# WORK INSTRUCTION
Output all entries verbatim, dropping pictures.

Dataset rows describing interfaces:
━━━━

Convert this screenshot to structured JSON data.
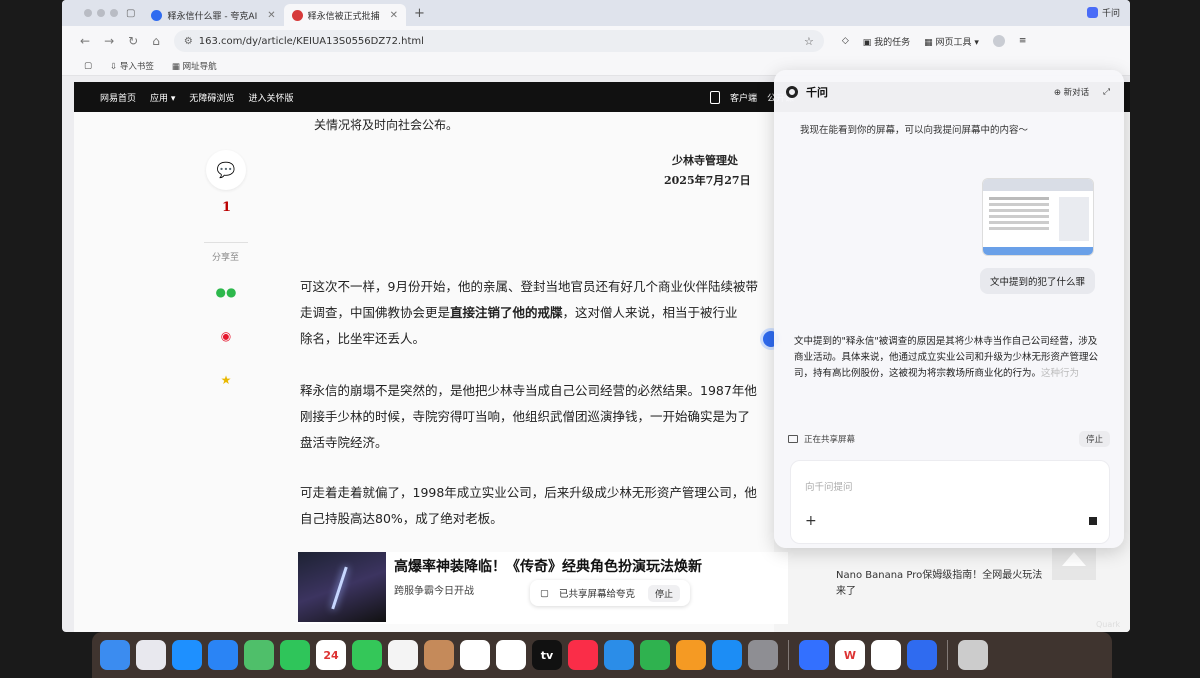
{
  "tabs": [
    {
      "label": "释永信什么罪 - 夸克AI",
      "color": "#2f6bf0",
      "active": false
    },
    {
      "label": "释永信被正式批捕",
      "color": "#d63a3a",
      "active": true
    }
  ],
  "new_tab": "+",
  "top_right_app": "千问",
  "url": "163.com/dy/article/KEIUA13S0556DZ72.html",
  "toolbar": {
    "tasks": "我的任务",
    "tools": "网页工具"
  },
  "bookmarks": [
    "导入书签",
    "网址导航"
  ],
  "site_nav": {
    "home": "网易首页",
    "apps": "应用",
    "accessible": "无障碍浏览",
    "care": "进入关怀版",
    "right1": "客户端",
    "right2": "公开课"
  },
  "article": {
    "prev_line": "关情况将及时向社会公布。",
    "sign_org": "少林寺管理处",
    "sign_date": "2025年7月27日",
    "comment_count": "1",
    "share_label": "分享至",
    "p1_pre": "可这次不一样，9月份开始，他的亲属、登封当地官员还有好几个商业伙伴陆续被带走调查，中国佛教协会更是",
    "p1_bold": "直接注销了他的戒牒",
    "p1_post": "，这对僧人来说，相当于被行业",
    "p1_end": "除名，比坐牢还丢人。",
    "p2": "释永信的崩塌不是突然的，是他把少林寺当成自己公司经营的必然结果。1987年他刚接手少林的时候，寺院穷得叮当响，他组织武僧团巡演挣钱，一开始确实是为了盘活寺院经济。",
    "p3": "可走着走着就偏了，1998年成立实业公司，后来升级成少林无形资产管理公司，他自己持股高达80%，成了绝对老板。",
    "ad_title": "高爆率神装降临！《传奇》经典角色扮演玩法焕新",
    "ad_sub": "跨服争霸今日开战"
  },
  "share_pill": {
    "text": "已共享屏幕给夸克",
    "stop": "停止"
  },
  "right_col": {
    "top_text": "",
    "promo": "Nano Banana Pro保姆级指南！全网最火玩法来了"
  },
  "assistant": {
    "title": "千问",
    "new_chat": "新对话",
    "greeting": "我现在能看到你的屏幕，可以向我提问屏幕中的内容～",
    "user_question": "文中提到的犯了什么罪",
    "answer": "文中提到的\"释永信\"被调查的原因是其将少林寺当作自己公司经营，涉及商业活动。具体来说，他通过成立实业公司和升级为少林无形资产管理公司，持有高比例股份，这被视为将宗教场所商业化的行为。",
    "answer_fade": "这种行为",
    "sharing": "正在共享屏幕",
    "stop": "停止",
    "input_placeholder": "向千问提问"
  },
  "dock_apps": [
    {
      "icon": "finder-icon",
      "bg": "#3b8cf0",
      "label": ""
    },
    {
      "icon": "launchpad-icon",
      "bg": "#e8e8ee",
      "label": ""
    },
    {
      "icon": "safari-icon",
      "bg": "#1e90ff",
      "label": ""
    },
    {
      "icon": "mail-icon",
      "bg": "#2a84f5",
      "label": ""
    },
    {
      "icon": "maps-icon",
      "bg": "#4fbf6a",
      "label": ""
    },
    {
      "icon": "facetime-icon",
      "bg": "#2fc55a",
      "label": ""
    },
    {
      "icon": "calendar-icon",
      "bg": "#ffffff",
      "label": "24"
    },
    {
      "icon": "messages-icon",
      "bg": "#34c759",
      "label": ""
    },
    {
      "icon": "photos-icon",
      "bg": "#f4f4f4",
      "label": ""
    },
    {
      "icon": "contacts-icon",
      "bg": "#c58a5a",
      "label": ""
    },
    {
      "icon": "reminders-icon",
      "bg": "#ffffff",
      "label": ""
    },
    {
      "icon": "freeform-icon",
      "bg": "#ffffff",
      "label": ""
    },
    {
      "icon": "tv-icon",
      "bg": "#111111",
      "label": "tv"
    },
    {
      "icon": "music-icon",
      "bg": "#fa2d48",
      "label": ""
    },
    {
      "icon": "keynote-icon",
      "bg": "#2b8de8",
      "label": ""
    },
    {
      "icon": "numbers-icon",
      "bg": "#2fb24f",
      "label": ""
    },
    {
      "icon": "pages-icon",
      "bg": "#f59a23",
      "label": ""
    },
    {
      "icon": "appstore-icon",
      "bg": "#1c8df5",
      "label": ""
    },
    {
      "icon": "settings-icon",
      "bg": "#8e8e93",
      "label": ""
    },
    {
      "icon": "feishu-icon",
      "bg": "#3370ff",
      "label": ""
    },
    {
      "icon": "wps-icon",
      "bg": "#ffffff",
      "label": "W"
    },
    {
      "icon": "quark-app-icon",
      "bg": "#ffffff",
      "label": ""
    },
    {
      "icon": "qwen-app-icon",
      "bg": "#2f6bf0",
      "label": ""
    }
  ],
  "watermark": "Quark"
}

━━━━

# RESULT BELOW
Convert this screenshot to structured JSON data.
{
  "tabs": [
    {
      "label": "释永信什么罪 - 夸克AI",
      "color": "#2f6bf0",
      "active": false
    },
    {
      "label": "释永信被正式批捕",
      "color": "#d63a3a",
      "active": true
    }
  ],
  "new_tab": "+",
  "top_right_app": "千问",
  "url": "163.com/dy/article/KEIUA13S0556DZ72.html",
  "toolbar": {
    "tasks": "我的任务",
    "tools": "网页工具"
  },
  "bookmarks": [
    "导入书签",
    "网址导航"
  ],
  "site_nav": {
    "home": "网易首页",
    "apps": "应用",
    "accessible": "无障碍浏览",
    "care": "进入关怀版",
    "right1": "客户端",
    "right2": "公开课"
  },
  "article": {
    "prev_line": "关情况将及时向社会公布。",
    "sign_org": "少林寺管理处",
    "sign_date": "2025年7月27日",
    "comment_count": "1",
    "share_label": "分享至",
    "p1_pre": "可这次不一样，9月份开始，他的亲属、登封当地官员还有好几个商业伙伴陆续被带走调查，中国佛教协会更是",
    "p1_bold": "直接注销了他的戒牒",
    "p1_post": "，这对僧人来说，相当于被行业",
    "p1_end": "除名，比坐牢还丢人。",
    "p2": "释永信的崩塌不是突然的，是他把少林寺当成自己公司经营的必然结果。1987年他刚接手少林的时候，寺院穷得叮当响，他组织武僧团巡演挣钱，一开始确实是为了盘活寺院经济。",
    "p3": "可走着走着就偏了，1998年成立实业公司，后来升级成少林无形资产管理公司，他自己持股高达80%，成了绝对老板。",
    "ad_title": "高爆率神装降临！《传奇》经典角色扮演玩法焕新",
    "ad_sub": "跨服争霸今日开战"
  },
  "share_pill": {
    "text": "已共享屏幕给夸克",
    "stop": "停止"
  },
  "right_col": {
    "top_text": "",
    "promo": "Nano Banana Pro保姆级指南！全网最火玩法来了"
  },
  "assistant": {
    "title": "千问",
    "new_chat": "新对话",
    "greeting": "我现在能看到你的屏幕，可以向我提问屏幕中的内容～",
    "user_question": "文中提到的犯了什么罪",
    "answer": "文中提到的\"释永信\"被调查的原因是其将少林寺当作自己公司经营，涉及商业活动。具体来说，他通过成立实业公司和升级为少林无形资产管理公司，持有高比例股份，这被视为将宗教场所商业化的行为。",
    "answer_fade": "这种行为",
    "sharing": "正在共享屏幕",
    "stop": "停止",
    "input_placeholder": "向千问提问"
  },
  "dock_apps": [
    {
      "icon": "finder-icon",
      "bg": "#3b8cf0",
      "label": ""
    },
    {
      "icon": "launchpad-icon",
      "bg": "#e8e8ee",
      "label": ""
    },
    {
      "icon": "safari-icon",
      "bg": "#1e90ff",
      "label": ""
    },
    {
      "icon": "mail-icon",
      "bg": "#2a84f5",
      "label": ""
    },
    {
      "icon": "maps-icon",
      "bg": "#4fbf6a",
      "label": ""
    },
    {
      "icon": "facetime-icon",
      "bg": "#2fc55a",
      "label": ""
    },
    {
      "icon": "calendar-icon",
      "bg": "#ffffff",
      "label": "24"
    },
    {
      "icon": "messages-icon",
      "bg": "#34c759",
      "label": ""
    },
    {
      "icon": "photos-icon",
      "bg": "#f4f4f4",
      "label": ""
    },
    {
      "icon": "contacts-icon",
      "bg": "#c58a5a",
      "label": ""
    },
    {
      "icon": "reminders-icon",
      "bg": "#ffffff",
      "label": ""
    },
    {
      "icon": "freeform-icon",
      "bg": "#ffffff",
      "label": ""
    },
    {
      "icon": "tv-icon",
      "bg": "#111111",
      "label": "tv"
    },
    {
      "icon": "music-icon",
      "bg": "#fa2d48",
      "label": ""
    },
    {
      "icon": "keynote-icon",
      "bg": "#2b8de8",
      "label": ""
    },
    {
      "icon": "numbers-icon",
      "bg": "#2fb24f",
      "label": ""
    },
    {
      "icon": "pages-icon",
      "bg": "#f59a23",
      "label": ""
    },
    {
      "icon": "appstore-icon",
      "bg": "#1c8df5",
      "label": ""
    },
    {
      "icon": "settings-icon",
      "bg": "#8e8e93",
      "label": ""
    },
    {
      "icon": "feishu-icon",
      "bg": "#3370ff",
      "label": ""
    },
    {
      "icon": "wps-icon",
      "bg": "#ffffff",
      "label": "W"
    },
    {
      "icon": "quark-app-icon",
      "bg": "#ffffff",
      "label": ""
    },
    {
      "icon": "qwen-app-icon",
      "bg": "#2f6bf0",
      "label": ""
    }
  ],
  "watermark": "Quark"
}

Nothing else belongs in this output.